▶ ASSIGNMENT
Repeat each entry in full, exactly.

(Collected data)

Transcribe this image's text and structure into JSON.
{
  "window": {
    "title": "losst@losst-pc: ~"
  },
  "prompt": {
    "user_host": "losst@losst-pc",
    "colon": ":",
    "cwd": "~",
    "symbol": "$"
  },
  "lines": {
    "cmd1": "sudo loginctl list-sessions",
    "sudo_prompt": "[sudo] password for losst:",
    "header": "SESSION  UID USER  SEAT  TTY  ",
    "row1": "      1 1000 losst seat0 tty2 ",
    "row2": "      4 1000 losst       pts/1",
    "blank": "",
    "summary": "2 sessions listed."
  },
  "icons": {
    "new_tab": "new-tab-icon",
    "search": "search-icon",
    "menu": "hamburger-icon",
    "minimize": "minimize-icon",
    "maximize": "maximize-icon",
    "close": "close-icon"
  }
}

▶ REPLY TO THE EXERCISE
Transcribe this image's text and structure into JSON.
{
  "window": {
    "title": "losst@losst-pc: ~"
  },
  "prompt": {
    "user_host": "losst@losst-pc",
    "colon": ":",
    "cwd": "~",
    "symbol": "$"
  },
  "lines": {
    "cmd1": "sudo loginctl list-sessions",
    "sudo_prompt": "[sudo] password for losst:",
    "header": "SESSION  UID USER  SEAT  TTY  ",
    "row1": "      1 1000 losst seat0 tty2 ",
    "row2": "      4 1000 losst       pts/1",
    "blank": "",
    "summary": "2 sessions listed."
  },
  "icons": {
    "new_tab": "new-tab-icon",
    "search": "search-icon",
    "menu": "hamburger-icon",
    "minimize": "minimize-icon",
    "maximize": "maximize-icon",
    "close": "close-icon"
  }
}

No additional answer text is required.